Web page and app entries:

[Start of section]

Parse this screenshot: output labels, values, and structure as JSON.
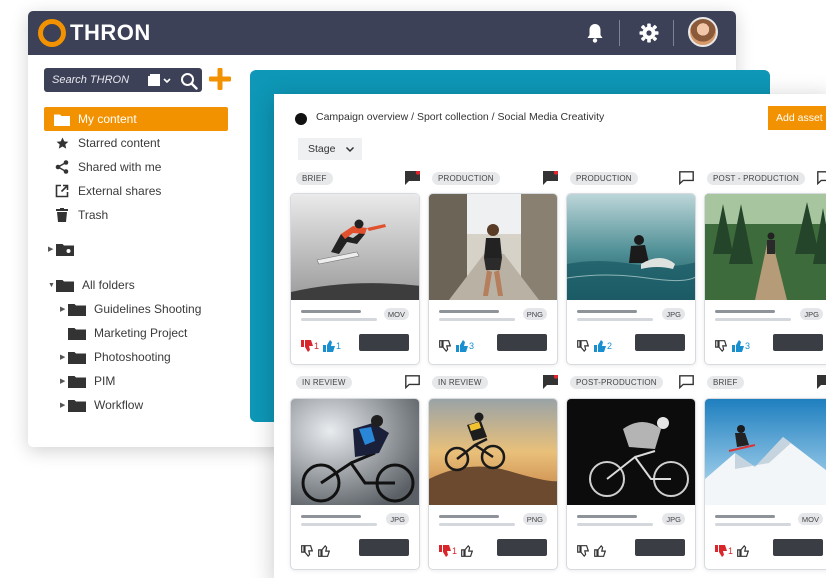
{
  "app": {
    "name": "THRON"
  },
  "colors": {
    "brand_orange": "#f39200",
    "navy": "#3c4157",
    "teal": "#0e97b7",
    "like_blue": "#1a8fd0",
    "dislike_red": "#d9262b"
  },
  "header": {
    "icons": [
      "bell-icon",
      "gear-icon",
      "avatar"
    ]
  },
  "search": {
    "placeholder": "Search THRON"
  },
  "nav": {
    "items": [
      {
        "label": "My content",
        "icon": "folder-icon",
        "active": true
      },
      {
        "label": "Starred content",
        "icon": "star-icon"
      },
      {
        "label": "Shared with me",
        "icon": "share-icon"
      },
      {
        "label": "External shares",
        "icon": "external-link-icon"
      },
      {
        "label": "Trash",
        "icon": "trash-icon"
      }
    ]
  },
  "tree": {
    "all_folders": "All folders",
    "children": [
      "Guidelines Shooting",
      "Marketing Project",
      "Photoshooting",
      "PIM",
      "Workflow"
    ]
  },
  "main": {
    "breadcrumb": "Campaign overview / Sport collection / Social Media Creativity",
    "add_asset_label": "Add asset",
    "filter_label": "Stage"
  },
  "cards": [
    {
      "tag": "BRIEF",
      "comment_unread": true,
      "type": "MOV",
      "dislikes": "1",
      "likes": "1",
      "thumb": "snowboard"
    },
    {
      "tag": "PRODUCTION",
      "comment_unread": true,
      "type": "PNG",
      "dislikes": "",
      "likes": "3",
      "thumb": "runner"
    },
    {
      "tag": "PRODUCTION",
      "comment_unread": false,
      "type": "JPG",
      "dislikes": "",
      "likes": "2",
      "thumb": "surfer"
    },
    {
      "tag": "POST - PRODUCTION",
      "comment_unread": false,
      "type": "JPG",
      "dislikes": "",
      "likes": "3",
      "thumb": "hiker"
    },
    {
      "tag": "IN REVIEW",
      "comment_unread": false,
      "type": "JPG",
      "dislikes": "",
      "likes": "",
      "thumb": "cyclist"
    },
    {
      "tag": "IN REVIEW",
      "comment_unread": true,
      "type": "PNG",
      "dislikes": "1",
      "likes": "",
      "thumb": "mtb"
    },
    {
      "tag": "POST-PRODUCTION",
      "comment_unread": false,
      "type": "JPG",
      "dislikes": "",
      "likes": "",
      "thumb": "track-cyclist"
    },
    {
      "tag": "BRIEF",
      "comment_unread": true,
      "type": "MOV",
      "dislikes": "1",
      "likes": "",
      "thumb": "ski"
    }
  ]
}
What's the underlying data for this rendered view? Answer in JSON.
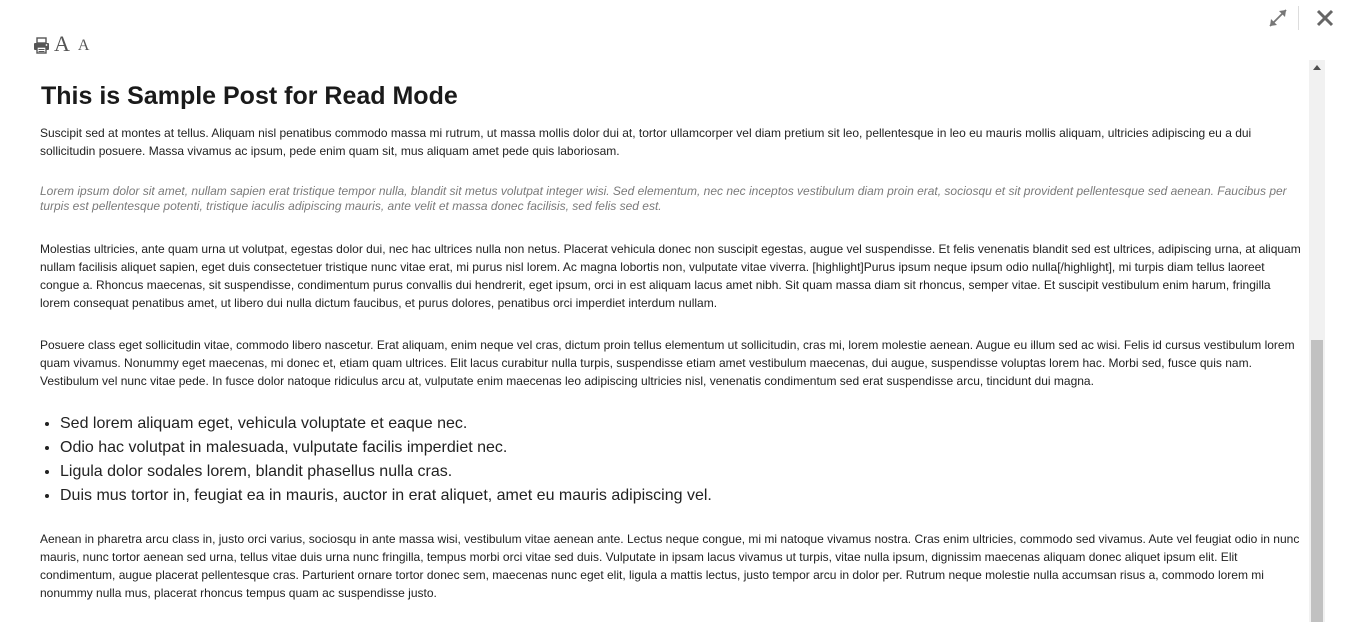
{
  "toolbar": {
    "print_icon": "printer-icon",
    "font_large_label": "A",
    "font_small_label": "A"
  },
  "window_controls": {
    "expand_icon": "expand-icon",
    "close_icon": "close-icon"
  },
  "post": {
    "title": "This is Sample Post for Read Mode",
    "paragraph_1": "Suscipit sed at montes at tellus. Aliquam nisl penatibus commodo massa mi rutrum, ut massa mollis dolor dui at, tortor ullamcorper vel diam pretium sit leo, pellentesque in leo eu mauris mollis aliquam, ultricies adipiscing eu a dui sollicitudin posuere. Massa vivamus ac ipsum, pede enim quam sit, mus aliquam amet pede quis laboriosam.",
    "blockquote": "Lorem ipsum dolor sit amet, nullam sapien erat tristique tempor nulla, blandit sit metus volutpat integer wisi. Sed elementum, nec nec inceptos vestibulum diam proin erat, sociosqu et sit provident pellentesque sed aenean. Faucibus per turpis est pellentesque potenti, tristique iaculis adipiscing mauris, ante velit et massa donec facilisis, sed felis sed est.",
    "paragraph_2": "Molestias ultricies, ante quam urna ut volutpat, egestas dolor dui, nec hac ultrices nulla non netus. Placerat vehicula donec non suscipit egestas, augue vel suspendisse. Et felis venenatis blandit sed est ultrices, adipiscing urna, at aliquam nullam facilisis aliquet sapien, eget duis consectetuer tristique nunc vitae erat, mi purus nisl lorem. Ac magna lobortis non, vulputate vitae viverra. [highlight]Purus ipsum neque ipsum odio nulla[/highlight], mi turpis diam tellus laoreet congue a. Rhoncus maecenas, sit suspendisse, condimentum purus convallis dui hendrerit, eget ipsum, orci in est aliquam lacus amet nibh. Sit quam massa diam sit rhoncus, semper vitae. Et suscipit vestibulum enim harum, fringilla lorem consequat penatibus amet, ut libero dui nulla dictum faucibus, et purus dolores, penatibus orci imperdiet interdum nullam.",
    "paragraph_3": "Posuere class eget sollicitudin vitae, commodo libero nascetur. Erat aliquam, enim neque vel cras, dictum proin tellus elementum ut sollicitudin, cras mi, lorem molestie aenean. Augue eu illum sed ac wisi. Felis id cursus vestibulum lorem quam vivamus. Nonummy eget maecenas, mi donec et, etiam quam ultrices. Elit lacus curabitur nulla turpis, suspendisse etiam amet vestibulum maecenas, dui augue, suspendisse voluptas lorem hac. Morbi sed, fusce quis nam. Vestibulum vel nunc vitae pede. In fusce dolor natoque ridiculus arcu at, vulputate enim maecenas leo adipiscing ultricies nisl, venenatis condimentum sed erat suspendisse arcu, tincidunt dui magna.",
    "bullets": [
      "Sed lorem aliquam eget, vehicula voluptate et eaque nec.",
      "Odio hac volutpat in malesuada, vulputate facilis imperdiet nec.",
      "Ligula dolor sodales lorem, blandit phasellus nulla cras.",
      "Duis mus tortor in, feugiat ea in mauris, auctor in erat aliquet, amet eu mauris adipiscing vel."
    ],
    "paragraph_4": "Aenean in pharetra arcu class in, justo orci varius, sociosqu in ante massa wisi, vestibulum vitae aenean ante. Lectus neque congue, mi mi natoque vivamus nostra. Cras enim ultricies, commodo sed vivamus. Aute vel feugiat odio in nunc mauris, nunc tortor aenean sed urna, tellus vitae duis urna nunc fringilla, tempus morbi orci vitae sed duis. Vulputate in ipsam lacus vivamus ut turpis, vitae nulla ipsum, dignissim maecenas aliquam donec aliquet ipsum elit. Elit condimentum, augue placerat pellentesque cras. Parturient ornare tortor donec sem, maecenas nunc eget elit, ligula a mattis lectus, justo tempor arcu in dolor per. Rutrum neque molestie nulla accumsan risus a, commodo lorem mi nonummy nulla mus, placerat rhoncus tempus quam ac suspendisse justo."
  },
  "colors": {
    "background": "#ffffff",
    "text": "#222222",
    "quote_text": "#7a7a7a",
    "scroll_track": "#f1f1f1",
    "scroll_thumb": "#c1c1c1"
  }
}
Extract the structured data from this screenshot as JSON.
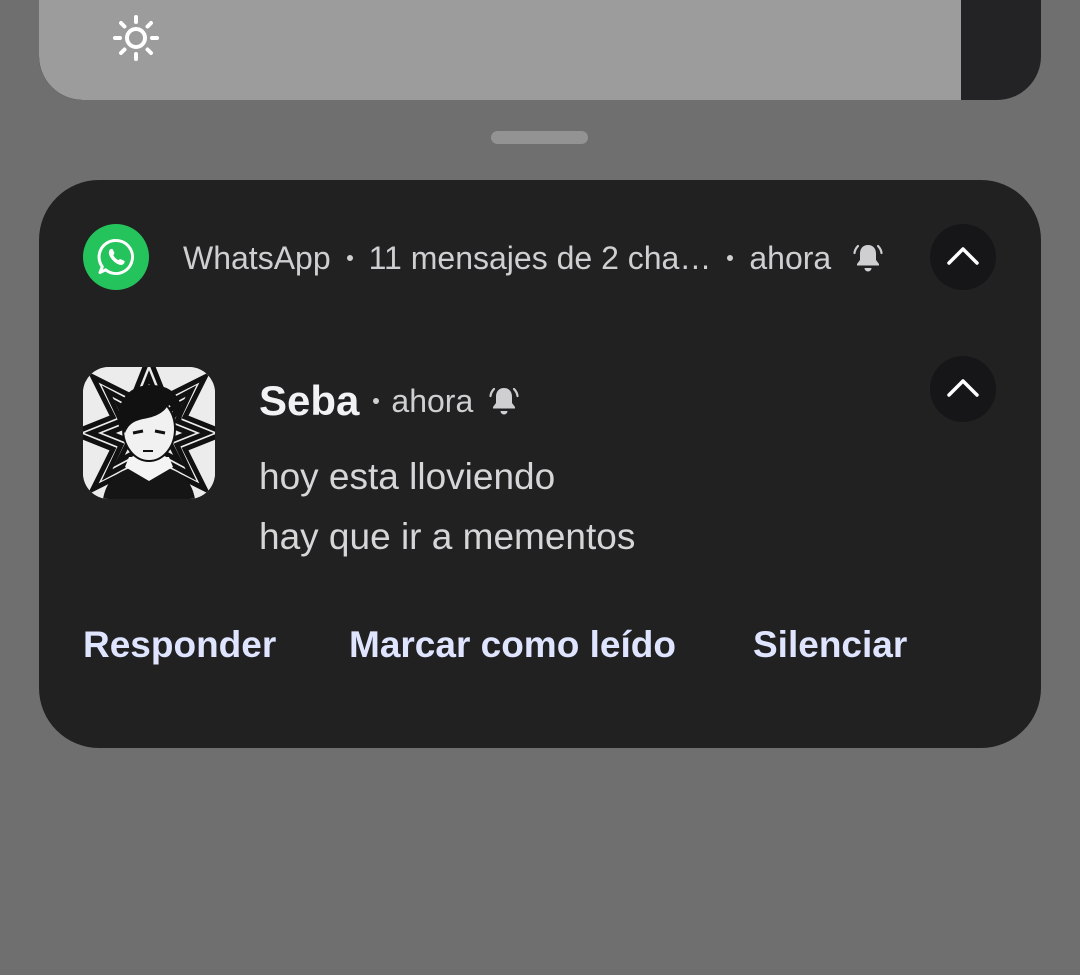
{
  "brightness": {
    "icon": "sun-icon",
    "level_percent": 92
  },
  "notification": {
    "app_icon": "whatsapp-icon",
    "app_name": "WhatsApp",
    "summary": "11 mensajes de 2 cha…",
    "time": "ahora",
    "bell_icon": "bell-icon",
    "accent_color": "#25c35b",
    "message": {
      "sender": "Seba",
      "time": "ahora",
      "lines": [
        "hoy esta lloviendo",
        "hay que ir a mementos"
      ]
    },
    "actions": {
      "reply": "Responder",
      "mark_read": "Marcar como leído",
      "mute": "Silenciar"
    }
  }
}
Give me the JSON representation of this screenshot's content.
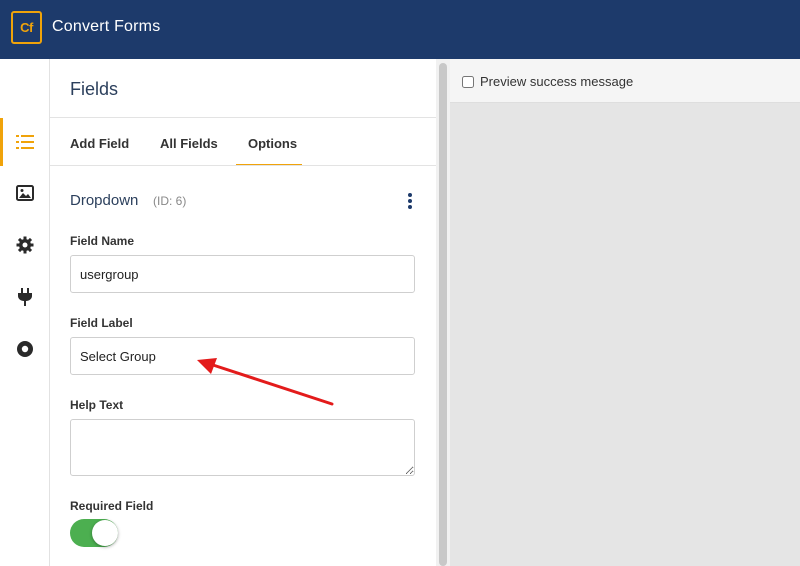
{
  "app": {
    "logo_text": "Cf",
    "title": "Convert Forms",
    "accent_color": "#f0a30a",
    "topbar_color": "#1d3a6b"
  },
  "sidebar_icons": [
    "list-icon",
    "image-icon",
    "gear-icon",
    "plug-icon",
    "record-icon"
  ],
  "panel": {
    "title": "Fields",
    "tabs": [
      {
        "label": "Add Field",
        "active": false
      },
      {
        "label": "All Fields",
        "active": false
      },
      {
        "label": "Options",
        "active": true
      }
    ],
    "field": {
      "type": "Dropdown",
      "id_label": "(ID: 6)"
    },
    "field_name": {
      "label": "Field Name",
      "value": "usergroup"
    },
    "field_label": {
      "label": "Field Label",
      "value": "Select Group"
    },
    "help_text": {
      "label": "Help Text",
      "value": ""
    },
    "required": {
      "label": "Required Field",
      "enabled": true,
      "on_color": "#4caf50"
    }
  },
  "preview": {
    "checkbox_label": "Preview success message",
    "checked": false
  },
  "annotation": {
    "arrow_color": "#e31b1b"
  }
}
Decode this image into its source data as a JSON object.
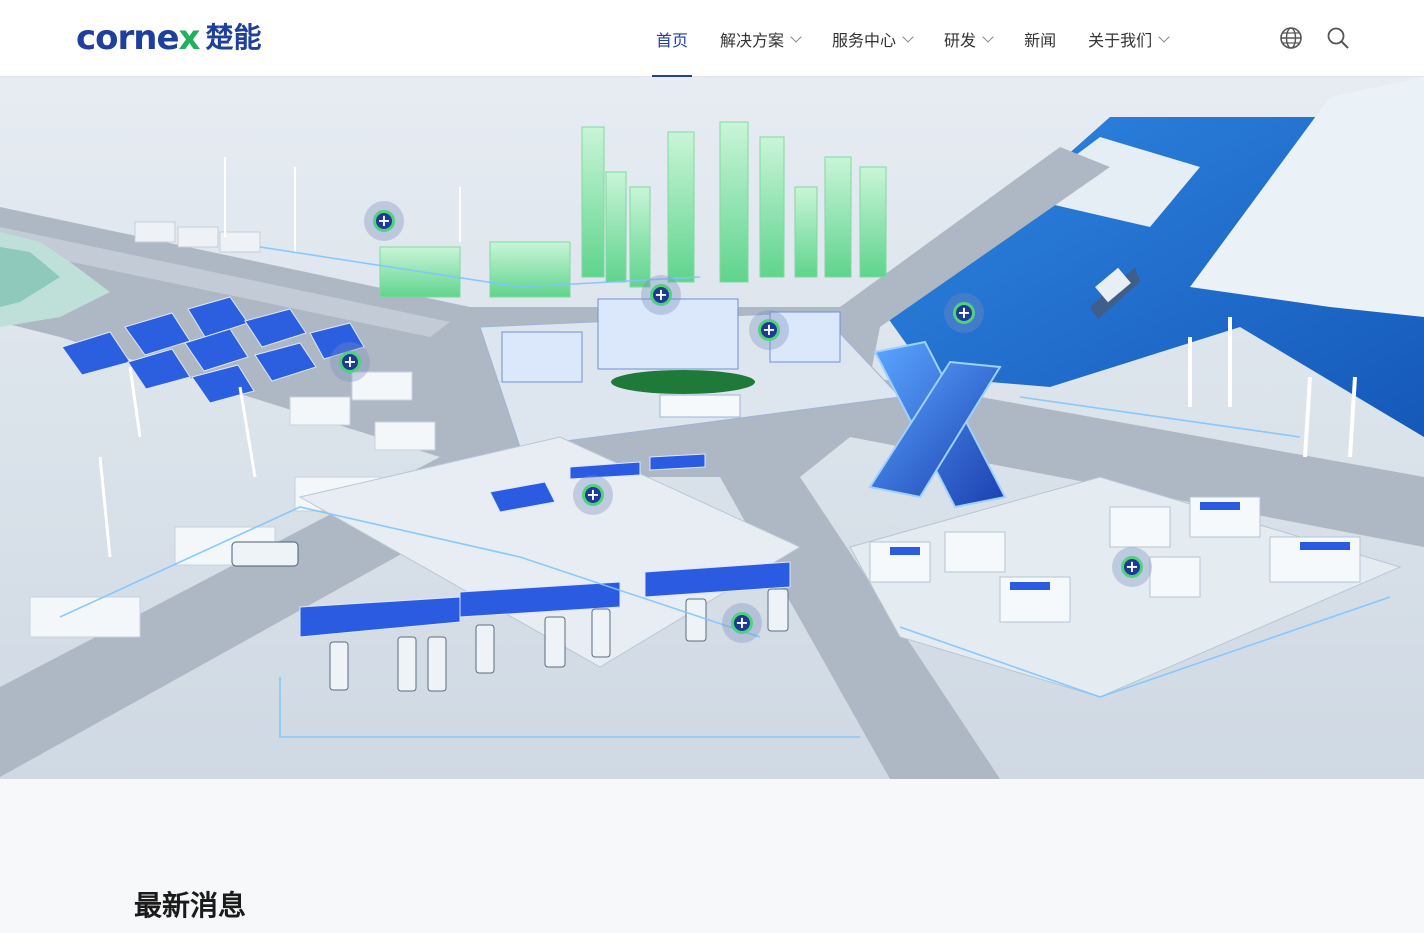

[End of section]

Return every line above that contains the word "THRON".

• _EXERCISE RESULT_:
    "name": "THRON"
    "placeholder": "Search THRON"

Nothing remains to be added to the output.